The following excerpt pulled directly from http://butunclebob.com/ArticleS.UncleBob.TheBowlingGameKata
What's a kata?
A kata is meant to be memorized. Students of a kata study it as a form, not as a conclusion. It is not the conclusion of the kata that matters, it's the steps that lead to the conclusion. If you want to lean to think the way I think, to design the way I design, then you must learn to react to minutia the way I react. Following this form will help you to do that. As you learn the form, and repeat it, and repeat it, you will condition your mind and body to respond the way I respond to the minute factors that lead to design decisions.
Michael Feathers has long pondered the concept of "Design Sense". Good designers have a "sense" for design. They can convert a set of requirements into a design with little or not effort. It's as though their minds were wired to translate requirements to design. They can "feel" when a design is good or bad. They somehow intrinsically know which design alternatives to take at which point.
Perhaps the best way to acquire "Design Sense" is to find someone who has it, put your fingers on top of theirs, put your eyeballs right behind theirs, and follow along as they design something. Learning a kata may be one way of accomplishing this.
If you wish to try this style of learning, I suggest you proceed by memorizing it in short sections. Fully learn one section before adding the next. I have broken the kata up into five short sections. Learn each in order, and don't learn the next until you have mastered the previous. Move slowly and deliberately. DO NOT RUSH. A kata needs to seep into your bones, and this take time.
Here are the sections to memorize:
- The First Test
- The Second Test
- The Third Test
- The Fourth Test
- The Fifth Test
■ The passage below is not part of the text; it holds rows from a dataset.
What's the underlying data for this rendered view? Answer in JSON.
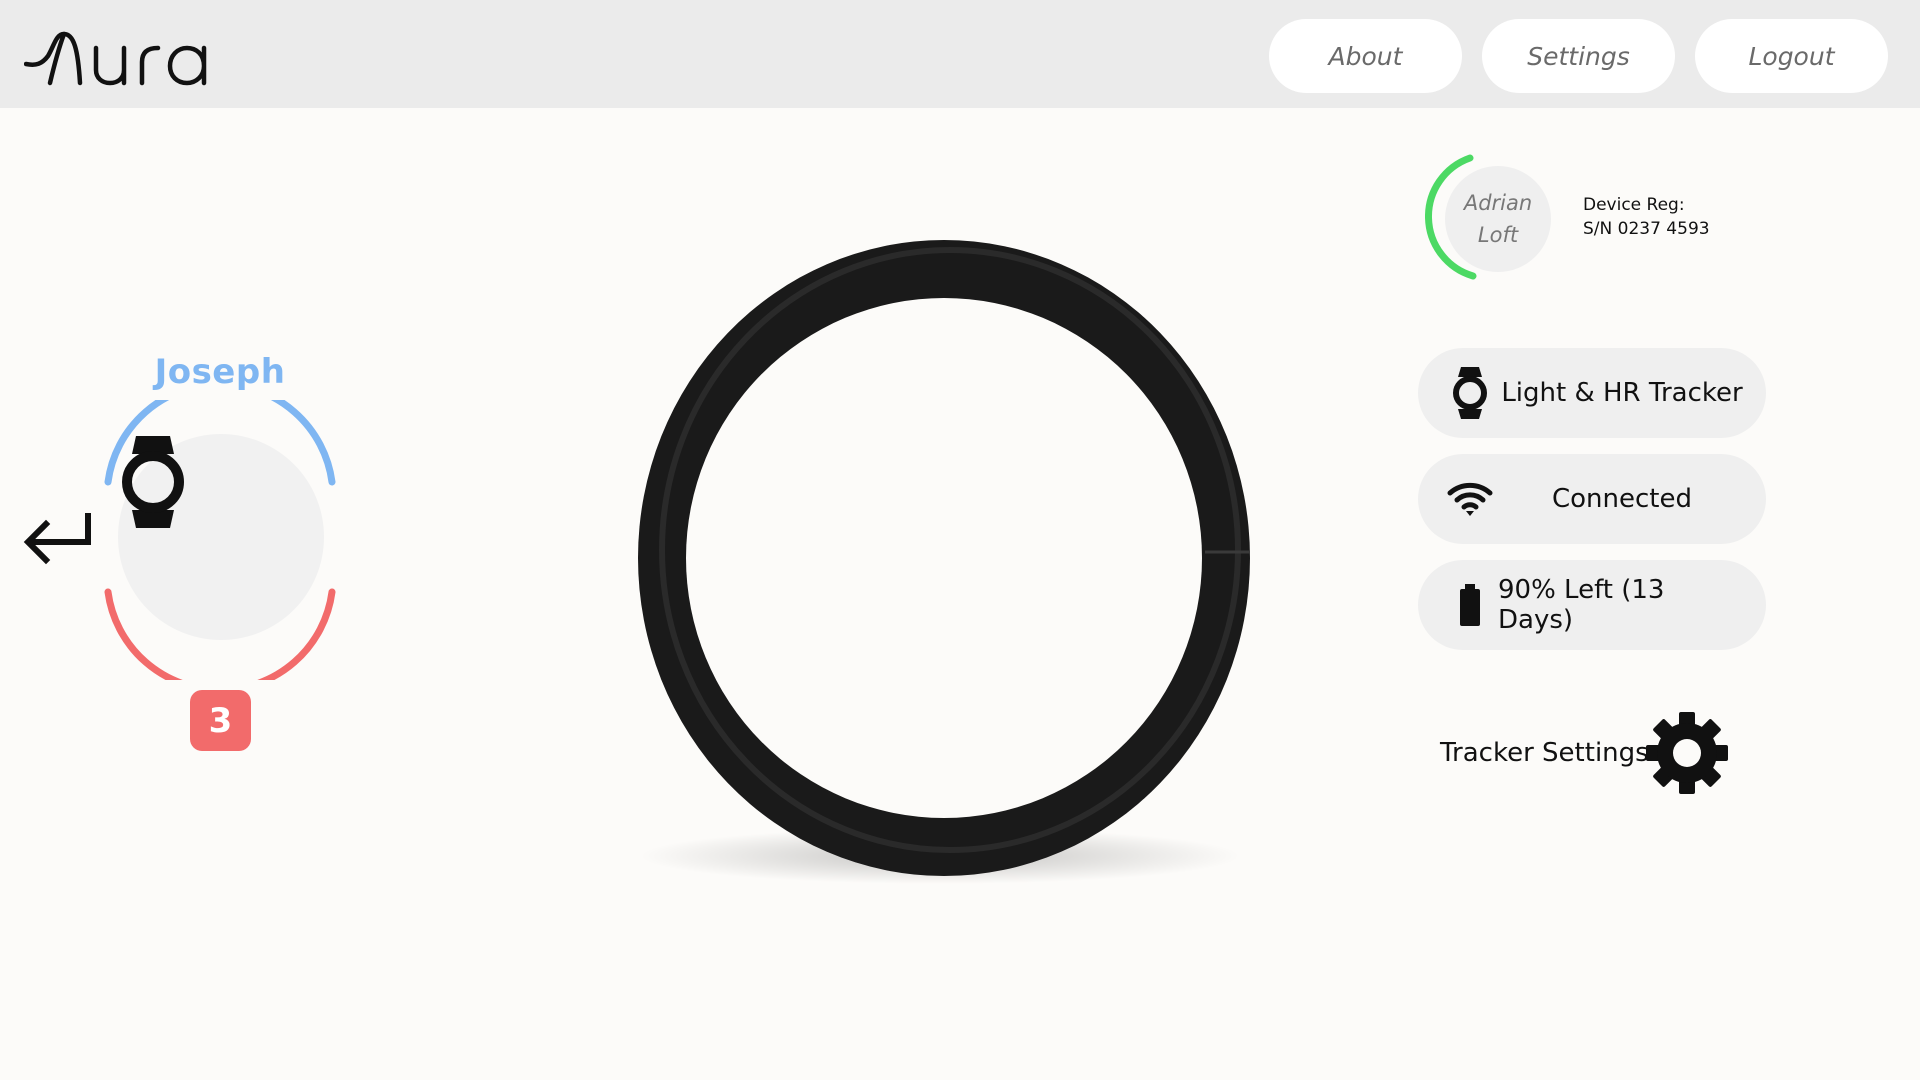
{
  "app": {
    "logo_text": "Aura"
  },
  "nav": {
    "about": "About",
    "settings": "Settings",
    "logout": "Logout"
  },
  "user": {
    "name": "Joseph",
    "notification_count": "3"
  },
  "profile": {
    "first_name": "Adrian",
    "last_name": "Loft"
  },
  "device": {
    "reg_label": "Device Reg:",
    "serial": "S/N 0237 4593"
  },
  "status": {
    "tracker": "Light & HR Tracker",
    "connection": "Connected",
    "battery": "90% Left (13 Days)"
  },
  "tracker_settings": {
    "label": "Tracker Settings"
  },
  "colors": {
    "user_accent": "#7fb6f2",
    "alert": "#f26b6b",
    "profile_ring": "#4cd964"
  },
  "icons": {
    "back": "return-arrow-icon",
    "device": "smartwatch-icon",
    "wifi": "wifi-icon",
    "battery": "battery-icon",
    "gear": "gear-icon"
  }
}
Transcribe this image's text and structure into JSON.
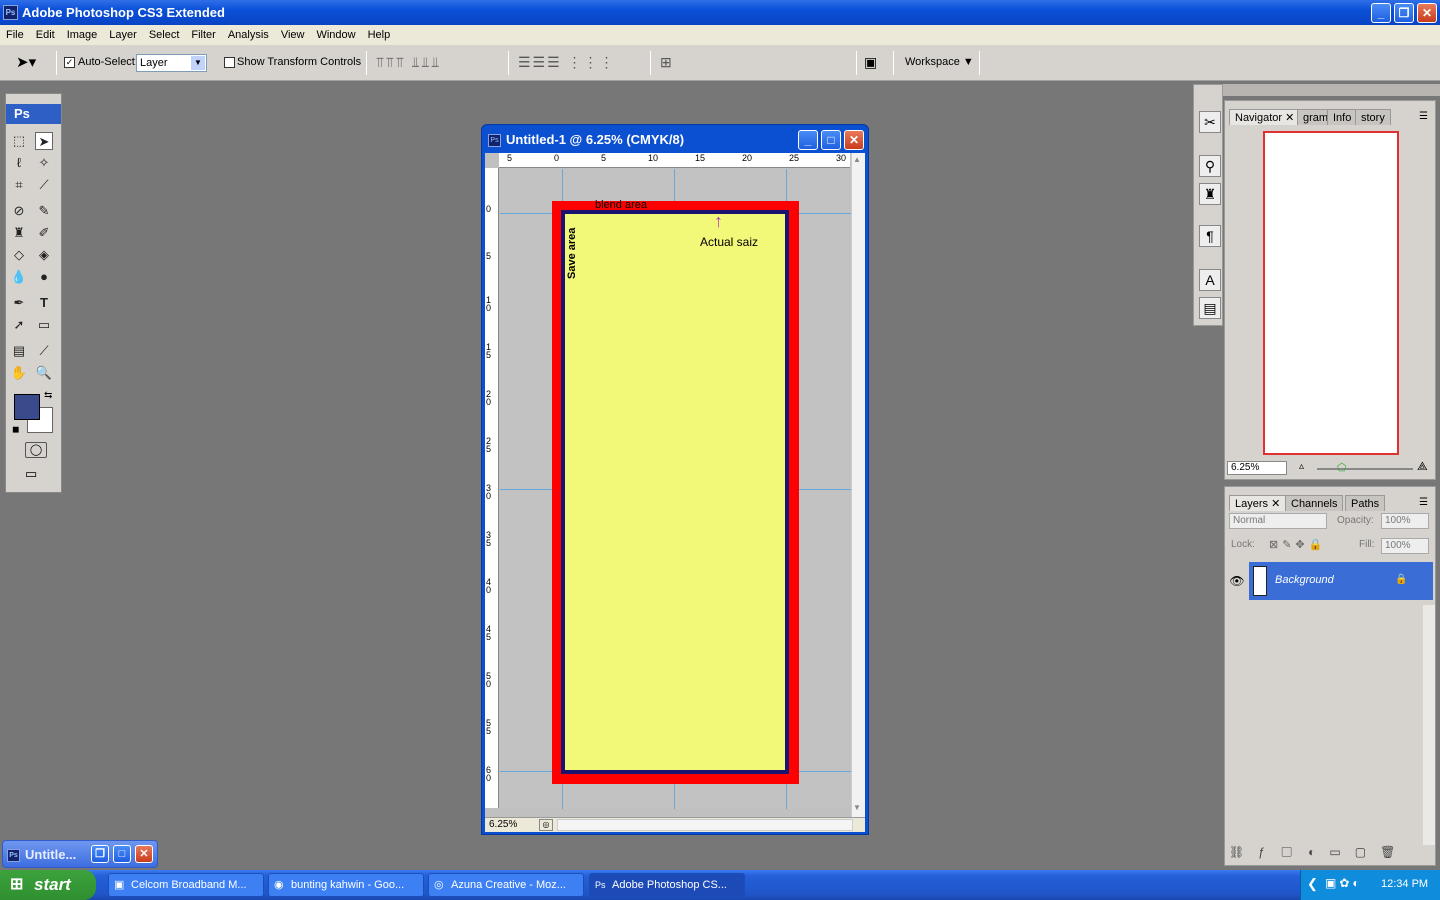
{
  "window": {
    "title": "Adobe Photoshop CS3 Extended",
    "icon": "Ps"
  },
  "menubar": [
    "File",
    "Edit",
    "Image",
    "Layer",
    "Select",
    "Filter",
    "Analysis",
    "View",
    "Window",
    "Help"
  ],
  "options": {
    "auto_select_label": "Auto-Select:",
    "auto_select_value": "Layer",
    "show_transform_label": "Show Transform Controls",
    "workspace_label": "Workspace"
  },
  "tools": {
    "header": "Ps",
    "foreground_color": "#3a4b8c",
    "background_color": "#ffffff"
  },
  "document": {
    "title": "Untitled-1 @ 6.25% (CMYK/8)",
    "zoom": "6.25%",
    "ruler_top": [
      "5",
      "0",
      "5",
      "10",
      "15",
      "20",
      "25",
      "30"
    ],
    "ruler_left": [
      "0",
      "5",
      "1 0",
      "1 5",
      "2 0",
      "2 5",
      "3 0",
      "3 5",
      "4 0",
      "4 5",
      "5 0",
      "5 5",
      "6 0"
    ],
    "annotations": {
      "blend": "blend area",
      "actual": "Actual saiz",
      "save": "Save area"
    },
    "colors": {
      "bleed": "#ff0000",
      "safe_border": "#1a1470",
      "fill": "#f2f878",
      "arrow": "#b040c0"
    }
  },
  "navigator": {
    "tabs": [
      "Navigator",
      "gram",
      "Info",
      "story"
    ],
    "zoom": "6.25%"
  },
  "layers": {
    "tabs": [
      "Layers",
      "Channels",
      "Paths"
    ],
    "blend_mode": "Normal",
    "opacity_label": "Opacity:",
    "opacity": "100%",
    "lock_label": "Lock:",
    "fill_label": "Fill:",
    "fill": "100%",
    "layer_name": "Background"
  },
  "minidoc": {
    "title": "Untitle..."
  },
  "taskbar": {
    "start": "start",
    "tasks": [
      "Celcom Broadband M...",
      "bunting kahwin - Goo...",
      "Azuna Creative - Moz...",
      "Adobe Photoshop CS..."
    ],
    "clock": "12:34 PM"
  }
}
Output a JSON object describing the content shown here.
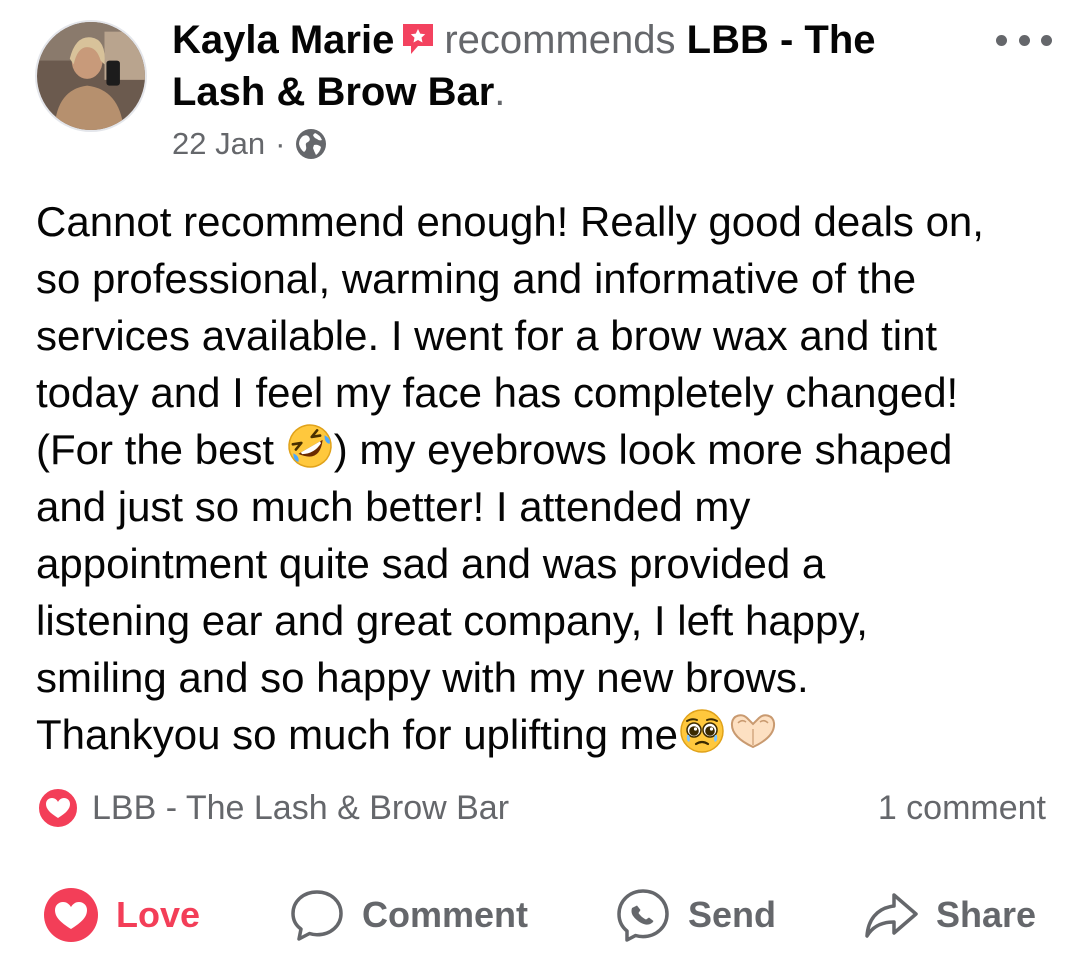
{
  "post": {
    "author": "Kayla Marie",
    "verb": "recommends",
    "page_name": "LBB - The Lash & Brow Bar",
    "period": ".",
    "date": "22 Jan",
    "separator": "·",
    "audience_icon": "globe-icon",
    "recommend_icon": "recommend-star-flag-icon",
    "text_parts": [
      "Cannot recommend enough! Really good deals on,\nso professional, warming and informative of the\nservices available. I went for a brow wax and tint\ntoday and I feel my face has completely changed!\n(For the best ",
      ") my eyebrows look more shaped\nand just so much better! I attended my\nappointment quite sad and was provided a\nlistening ear and great company, I left happy,\nsmiling and so happy with my new brows.\nThankyou so much for uplifting me"
    ],
    "emojis": [
      "rolling-on-floor-laughing-emoji",
      "pleading-face-emoji",
      "heart-hands-emoji"
    ]
  },
  "reactions": {
    "icon": "love-reaction-icon",
    "reactor": "LBB - The Lash & Brow Bar",
    "comment_count": "1 comment"
  },
  "actions": {
    "love": "Love",
    "comment": "Comment",
    "send": "Send",
    "share": "Share"
  },
  "colors": {
    "text": "#050505",
    "secondary": "#65676b",
    "love_red": "#f33e58",
    "recommend_red": "#f3425f"
  }
}
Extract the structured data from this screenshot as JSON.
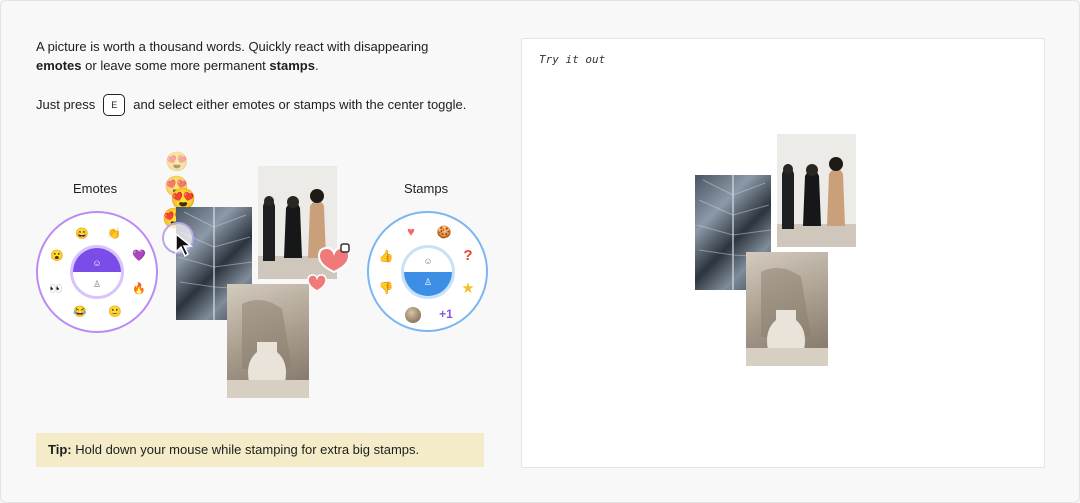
{
  "intro": {
    "line1": "A picture is worth a thousand words. Quickly react with disappearing",
    "emotes_word": "emotes",
    "middle": " or leave some more permanent ",
    "stamps_word": "stamps",
    "end": "."
  },
  "press": {
    "before": "Just press",
    "key": "E",
    "after": "and select either emotes or stamps with the center toggle."
  },
  "emotes_title": "Emotes",
  "stamps_title": "Stamps",
  "stamps_plus": "+1",
  "tip": {
    "label": "Tip:",
    "text": "Hold down your mouse while stamping for extra big stamps."
  },
  "panel": {
    "try_label": "Try it out"
  },
  "colors": {
    "emote_ring": "#b287f0",
    "emote_center": "#7a4ce8",
    "stamp_ring": "#6aaef0",
    "stamp_center": "#3d8fe6",
    "tip_bg": "#f4ebc9"
  }
}
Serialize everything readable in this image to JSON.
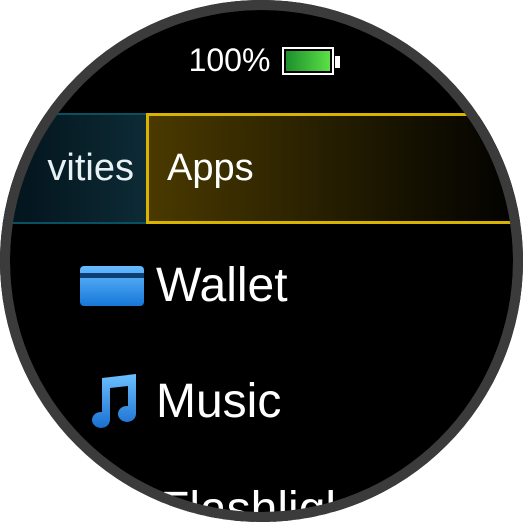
{
  "status": {
    "battery_percent": "100%",
    "battery_level": 1.0,
    "battery_color": "#3ecb3b"
  },
  "tabs": {
    "previous_label": "vities",
    "active_label": "Apps"
  },
  "menu": {
    "items": [
      {
        "label": "Wallet",
        "icon": "wallet-icon"
      },
      {
        "label": "Music",
        "icon": "music-note-icon"
      },
      {
        "label": "Flashligl",
        "icon": ""
      }
    ]
  },
  "colors": {
    "active_tab_border": "#d8b300",
    "inactive_tab_border": "#0b5060",
    "icon_blue": "#2f8fe8"
  }
}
There is also a preamble section entitled "A Quick Design Session". This is part of the kata when demonstrating TDD to others, but is not part of the "Design Sense" of the kata itself.